> **WORK ORDER**: For each entry below, please return its exact wording and leave out any picture.

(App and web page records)
=-=-=-=-=

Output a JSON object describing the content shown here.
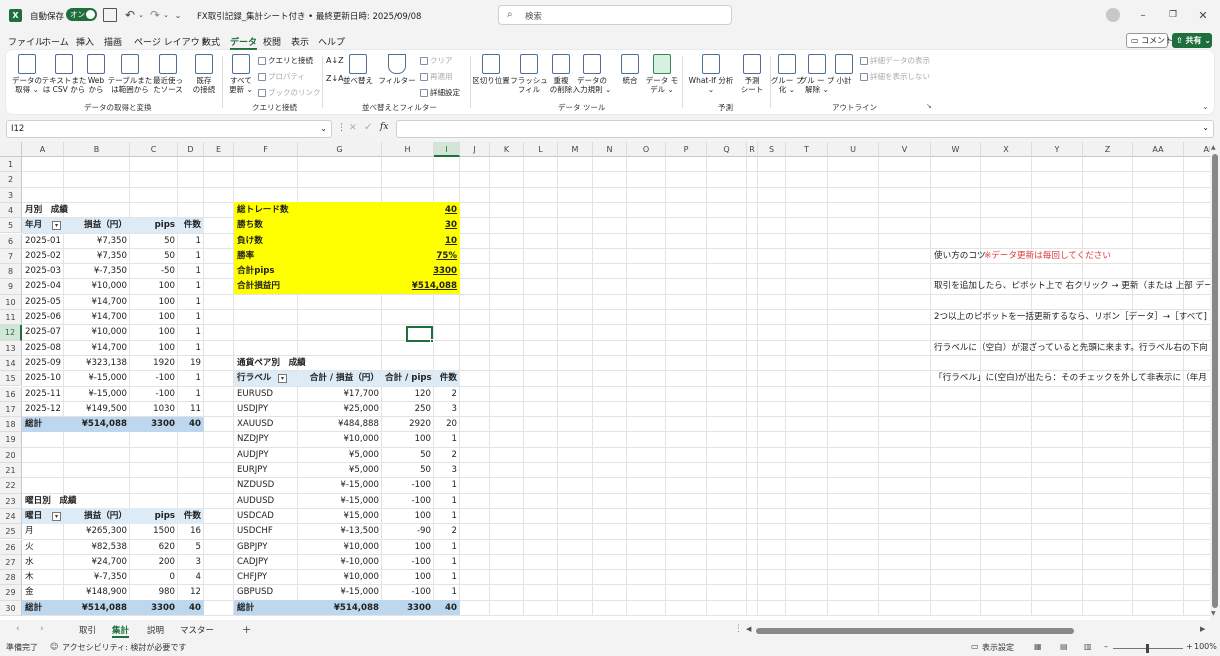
{
  "titlebar": {
    "autosave": "自動保存",
    "toggle": "オン",
    "filename": "FX取引記録_集計シート付き • 最終更新日時: 2025/09/08",
    "search_placeholder": "検索"
  },
  "menu": [
    "ファイル",
    "ホーム",
    "挿入",
    "描画",
    "ページ レイアウト",
    "数式",
    "データ",
    "校閲",
    "表示",
    "ヘルプ"
  ],
  "menu_active_index": 6,
  "buttons": {
    "comment": "コメント",
    "share": "共有"
  },
  "ribbon": {
    "large": [
      {
        "label": "データの\n取得 ⌄"
      },
      {
        "label": "テキストまた\nは CSV から"
      },
      {
        "label": "Web\nから"
      },
      {
        "label": "テーブルまた\nは範囲から"
      },
      {
        "label": "最近使っ\nたソース"
      },
      {
        "label": "既存\nの接続"
      },
      {
        "label": "すべて\n更新 ⌄"
      },
      {
        "label": "並べ替え"
      },
      {
        "label": "フィルター"
      },
      {
        "label": "区切り位置"
      },
      {
        "label": "フラッシュ\nフィル"
      },
      {
        "label": "重複\nの削除"
      },
      {
        "label": "データの\n入力規則 ⌄"
      },
      {
        "label": "統合"
      },
      {
        "label": "データ モ\nデル ⌄"
      },
      {
        "label": "What-If 分析\n⌄"
      },
      {
        "label": "予測\nシート"
      },
      {
        "label": "グルー プ\n化 ⌄"
      },
      {
        "label": "グル ー プ\n解除 ⌄"
      },
      {
        "label": "小計"
      }
    ],
    "small": [
      {
        "label": "クエリと接続",
        "disabled": false
      },
      {
        "label": "プロパティ",
        "disabled": true
      },
      {
        "label": "ブックのリンク",
        "disabled": true
      },
      {
        "label": "クリア",
        "disabled": true
      },
      {
        "label": "再適用",
        "disabled": true
      },
      {
        "label": "詳細設定",
        "disabled": false
      },
      {
        "label": "詳細データの表示",
        "disabled": true
      },
      {
        "label": "詳細を表示しない",
        "disabled": true
      }
    ],
    "groups": [
      "データの取得と変換",
      "クエリと接続",
      "並べ替えとフィルター",
      "データ ツール",
      "予測",
      "アウトライン"
    ]
  },
  "formula": {
    "namebox": "I12",
    "fx": "fx"
  },
  "columns": [
    "A",
    "B",
    "C",
    "D",
    "E",
    "F",
    "G",
    "H",
    "I",
    "J",
    "K",
    "L",
    "M",
    "N",
    "O",
    "P",
    "Q",
    "R",
    "S",
    "T",
    "U",
    "V",
    "W",
    "X",
    "Y",
    "Z",
    "AA",
    "AB"
  ],
  "rows": [
    "1",
    "2",
    "3",
    "4",
    "5",
    "6",
    "7",
    "8",
    "9",
    "10",
    "11",
    "12",
    "13",
    "14",
    "15",
    "16",
    "17",
    "18",
    "19",
    "20",
    "21",
    "22",
    "23",
    "24",
    "25",
    "26",
    "27",
    "28",
    "29",
    "30"
  ],
  "monthly": {
    "title": "月別　成績",
    "headers": [
      "年月",
      "損益（円）",
      "pips",
      "件数"
    ],
    "rows": [
      [
        "2025-01",
        "¥7,350",
        "50",
        "1"
      ],
      [
        "2025-02",
        "¥7,350",
        "50",
        "1"
      ],
      [
        "2025-03",
        "¥-7,350",
        "-50",
        "1"
      ],
      [
        "2025-04",
        "¥10,000",
        "100",
        "1"
      ],
      [
        "2025-05",
        "¥14,700",
        "100",
        "1"
      ],
      [
        "2025-06",
        "¥14,700",
        "100",
        "1"
      ],
      [
        "2025-07",
        "¥10,000",
        "100",
        "1"
      ],
      [
        "2025-08",
        "¥14,700",
        "100",
        "1"
      ],
      [
        "2025-09",
        "¥323,138",
        "1920",
        "19"
      ],
      [
        "2025-10",
        "¥-15,000",
        "-100",
        "1"
      ],
      [
        "2025-11",
        "¥-15,000",
        "-100",
        "1"
      ],
      [
        "2025-12",
        "¥149,500",
        "1030",
        "11"
      ]
    ],
    "total": [
      "総計",
      "¥514,088",
      "3300",
      "40"
    ]
  },
  "weekday": {
    "title": "曜日別　成績",
    "headers": [
      "曜日",
      "損益（円）",
      "pips",
      "件数"
    ],
    "rows": [
      [
        "月",
        "¥265,300",
        "1500",
        "16"
      ],
      [
        "火",
        "¥82,538",
        "620",
        "5"
      ],
      [
        "水",
        "¥24,700",
        "200",
        "3"
      ],
      [
        "木",
        "¥-7,350",
        "0",
        "4"
      ],
      [
        "金",
        "¥148,900",
        "980",
        "12"
      ]
    ],
    "total": [
      "総計",
      "¥514,088",
      "3300",
      "40"
    ]
  },
  "summary": [
    [
      "総トレード数",
      "40"
    ],
    [
      "勝ち数",
      "30"
    ],
    [
      "負け数",
      "10"
    ],
    [
      "勝率",
      "75%"
    ],
    [
      "合計pips",
      "3300"
    ],
    [
      "合計損益円",
      "¥514,088"
    ]
  ],
  "pairs": {
    "title": "通貨ペア別　成績",
    "headers": [
      "行ラベル",
      "合計 / 損益（円）",
      "合計 / pips",
      "件数"
    ],
    "rows": [
      [
        "EURUSD",
        "¥17,700",
        "120",
        "2"
      ],
      [
        "USDJPY",
        "¥25,000",
        "250",
        "3"
      ],
      [
        "XAUUSD",
        "¥484,888",
        "2920",
        "20"
      ],
      [
        "NZDJPY",
        "¥10,000",
        "100",
        "1"
      ],
      [
        "AUDJPY",
        "¥5,000",
        "50",
        "2"
      ],
      [
        "EURJPY",
        "¥5,000",
        "50",
        "3"
      ],
      [
        "NZDUSD",
        "¥-15,000",
        "-100",
        "1"
      ],
      [
        "AUDUSD",
        "¥-15,000",
        "-100",
        "1"
      ],
      [
        "USDCAD",
        "¥15,000",
        "100",
        "1"
      ],
      [
        "USDCHF",
        "¥-13,500",
        "-90",
        "2"
      ],
      [
        "GBPJPY",
        "¥10,000",
        "100",
        "1"
      ],
      [
        "CADJPY",
        "¥-10,000",
        "-100",
        "1"
      ],
      [
        "CHFJPY",
        "¥10,000",
        "100",
        "1"
      ],
      [
        "GBPUSD",
        "¥-15,000",
        "-100",
        "1"
      ]
    ],
    "total": [
      "総計",
      "¥514,088",
      "3300",
      "40"
    ]
  },
  "notes": {
    "tips_title": "使い方のコツ",
    "warning": "※データ更新は毎回してください",
    "lines": [
      "取引を追加したら、ピボット上で 右クリック → 更新（または 上部 デー",
      "2つ以上のピボットを一括更新するなら、リボン［データ］→［すべて]",
      "行ラベルに（空白）が混ざっていると先頭に来ます。行ラベル右の下向",
      "「行ラベル」に(空白)が出たら：そのチェックを外して非表示に（年月"
    ]
  },
  "sheets": [
    "取引",
    "集計",
    "説明",
    "マスター"
  ],
  "sheet_active_index": 1,
  "status": {
    "ready": "準備完了",
    "accessibility": "アクセシビリティ: 検討が必要です",
    "display_settings": "表示設定",
    "zoom": "100%"
  },
  "colors": {
    "excel_green": "#1e6f3c",
    "table_header": "#ddebf7",
    "table_total": "#bdd7ee",
    "summary_fill": "#ffff00",
    "warning_red": "#e0393e"
  }
}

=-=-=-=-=

> **YOUR SOLUTION**:
Output a JSON object describing the content shown here.
{
  "titlebar": {
    "autosave": "自動保存",
    "toggle": "オン",
    "filename": "FX取引記録_集計シート付き • 最終更新日時: 2025/09/08",
    "search_placeholder": "検索"
  },
  "menu": [
    "ファイル",
    "ホーム",
    "挿入",
    "描画",
    "ページ レイアウト",
    "数式",
    "データ",
    "校閲",
    "表示",
    "ヘルプ"
  ],
  "menu_active_index": 6,
  "buttons": {
    "comment": "コメント",
    "share": "共有"
  },
  "ribbon": {
    "large": [
      {
        "label": "データの\n取得 ⌄"
      },
      {
        "label": "テキストまた\nは CSV から"
      },
      {
        "label": "Web\nから"
      },
      {
        "label": "テーブルまた\nは範囲から"
      },
      {
        "label": "最近使っ\nたソース"
      },
      {
        "label": "既存\nの接続"
      },
      {
        "label": "すべて\n更新 ⌄"
      },
      {
        "label": "並べ替え"
      },
      {
        "label": "フィルター"
      },
      {
        "label": "区切り位置"
      },
      {
        "label": "フラッシュ\nフィル"
      },
      {
        "label": "重複\nの削除"
      },
      {
        "label": "データの\n入力規則 ⌄"
      },
      {
        "label": "統合"
      },
      {
        "label": "データ モ\nデル ⌄"
      },
      {
        "label": "What-If 分析\n⌄"
      },
      {
        "label": "予測\nシート"
      },
      {
        "label": "グルー プ\n化 ⌄"
      },
      {
        "label": "グル ー プ\n解除 ⌄"
      },
      {
        "label": "小計"
      }
    ],
    "small": [
      {
        "label": "クエリと接続",
        "disabled": false
      },
      {
        "label": "プロパティ",
        "disabled": true
      },
      {
        "label": "ブックのリンク",
        "disabled": true
      },
      {
        "label": "クリア",
        "disabled": true
      },
      {
        "label": "再適用",
        "disabled": true
      },
      {
        "label": "詳細設定",
        "disabled": false
      },
      {
        "label": "詳細データの表示",
        "disabled": true
      },
      {
        "label": "詳細を表示しない",
        "disabled": true
      }
    ],
    "groups": [
      "データの取得と変換",
      "クエリと接続",
      "並べ替えとフィルター",
      "データ ツール",
      "予測",
      "アウトライン"
    ]
  },
  "formula": {
    "namebox": "I12",
    "fx": "fx"
  },
  "columns": [
    "A",
    "B",
    "C",
    "D",
    "E",
    "F",
    "G",
    "H",
    "I",
    "J",
    "K",
    "L",
    "M",
    "N",
    "O",
    "P",
    "Q",
    "R",
    "S",
    "T",
    "U",
    "V",
    "W",
    "X",
    "Y",
    "Z",
    "AA",
    "AB"
  ],
  "rows": [
    "1",
    "2",
    "3",
    "4",
    "5",
    "6",
    "7",
    "8",
    "9",
    "10",
    "11",
    "12",
    "13",
    "14",
    "15",
    "16",
    "17",
    "18",
    "19",
    "20",
    "21",
    "22",
    "23",
    "24",
    "25",
    "26",
    "27",
    "28",
    "29",
    "30"
  ],
  "monthly": {
    "title": "月別　成績",
    "headers": [
      "年月",
      "損益（円）",
      "pips",
      "件数"
    ],
    "rows": [
      [
        "2025-01",
        "¥7,350",
        "50",
        "1"
      ],
      [
        "2025-02",
        "¥7,350",
        "50",
        "1"
      ],
      [
        "2025-03",
        "¥-7,350",
        "-50",
        "1"
      ],
      [
        "2025-04",
        "¥10,000",
        "100",
        "1"
      ],
      [
        "2025-05",
        "¥14,700",
        "100",
        "1"
      ],
      [
        "2025-06",
        "¥14,700",
        "100",
        "1"
      ],
      [
        "2025-07",
        "¥10,000",
        "100",
        "1"
      ],
      [
        "2025-08",
        "¥14,700",
        "100",
        "1"
      ],
      [
        "2025-09",
        "¥323,138",
        "1920",
        "19"
      ],
      [
        "2025-10",
        "¥-15,000",
        "-100",
        "1"
      ],
      [
        "2025-11",
        "¥-15,000",
        "-100",
        "1"
      ],
      [
        "2025-12",
        "¥149,500",
        "1030",
        "11"
      ]
    ],
    "total": [
      "総計",
      "¥514,088",
      "3300",
      "40"
    ]
  },
  "weekday": {
    "title": "曜日別　成績",
    "headers": [
      "曜日",
      "損益（円）",
      "pips",
      "件数"
    ],
    "rows": [
      [
        "月",
        "¥265,300",
        "1500",
        "16"
      ],
      [
        "火",
        "¥82,538",
        "620",
        "5"
      ],
      [
        "水",
        "¥24,700",
        "200",
        "3"
      ],
      [
        "木",
        "¥-7,350",
        "0",
        "4"
      ],
      [
        "金",
        "¥148,900",
        "980",
        "12"
      ]
    ],
    "total": [
      "総計",
      "¥514,088",
      "3300",
      "40"
    ]
  },
  "summary": [
    [
      "総トレード数",
      "40"
    ],
    [
      "勝ち数",
      "30"
    ],
    [
      "負け数",
      "10"
    ],
    [
      "勝率",
      "75%"
    ],
    [
      "合計pips",
      "3300"
    ],
    [
      "合計損益円",
      "¥514,088"
    ]
  ],
  "pairs": {
    "title": "通貨ペア別　成績",
    "headers": [
      "行ラベル",
      "合計 / 損益（円）",
      "合計 / pips",
      "件数"
    ],
    "rows": [
      [
        "EURUSD",
        "¥17,700",
        "120",
        "2"
      ],
      [
        "USDJPY",
        "¥25,000",
        "250",
        "3"
      ],
      [
        "XAUUSD",
        "¥484,888",
        "2920",
        "20"
      ],
      [
        "NZDJPY",
        "¥10,000",
        "100",
        "1"
      ],
      [
        "AUDJPY",
        "¥5,000",
        "50",
        "2"
      ],
      [
        "EURJPY",
        "¥5,000",
        "50",
        "3"
      ],
      [
        "NZDUSD",
        "¥-15,000",
        "-100",
        "1"
      ],
      [
        "AUDUSD",
        "¥-15,000",
        "-100",
        "1"
      ],
      [
        "USDCAD",
        "¥15,000",
        "100",
        "1"
      ],
      [
        "USDCHF",
        "¥-13,500",
        "-90",
        "2"
      ],
      [
        "GBPJPY",
        "¥10,000",
        "100",
        "1"
      ],
      [
        "CADJPY",
        "¥-10,000",
        "-100",
        "1"
      ],
      [
        "CHFJPY",
        "¥10,000",
        "100",
        "1"
      ],
      [
        "GBPUSD",
        "¥-15,000",
        "-100",
        "1"
      ]
    ],
    "total": [
      "総計",
      "¥514,088",
      "3300",
      "40"
    ]
  },
  "notes": {
    "tips_title": "使い方のコツ",
    "warning": "※データ更新は毎回してください",
    "lines": [
      "取引を追加したら、ピボット上で 右クリック → 更新（または 上部 デー",
      "2つ以上のピボットを一括更新するなら、リボン［データ］→［すべて]",
      "行ラベルに（空白）が混ざっていると先頭に来ます。行ラベル右の下向",
      "「行ラベル」に(空白)が出たら：そのチェックを外して非表示に（年月"
    ]
  },
  "sheets": [
    "取引",
    "集計",
    "説明",
    "マスター"
  ],
  "sheet_active_index": 1,
  "status": {
    "ready": "準備完了",
    "accessibility": "アクセシビリティ: 検討が必要です",
    "display_settings": "表示設定",
    "zoom": "100%"
  },
  "colors": {
    "excel_green": "#1e6f3c",
    "table_header": "#ddebf7",
    "table_total": "#bdd7ee",
    "summary_fill": "#ffff00",
    "warning_red": "#e0393e"
  }
}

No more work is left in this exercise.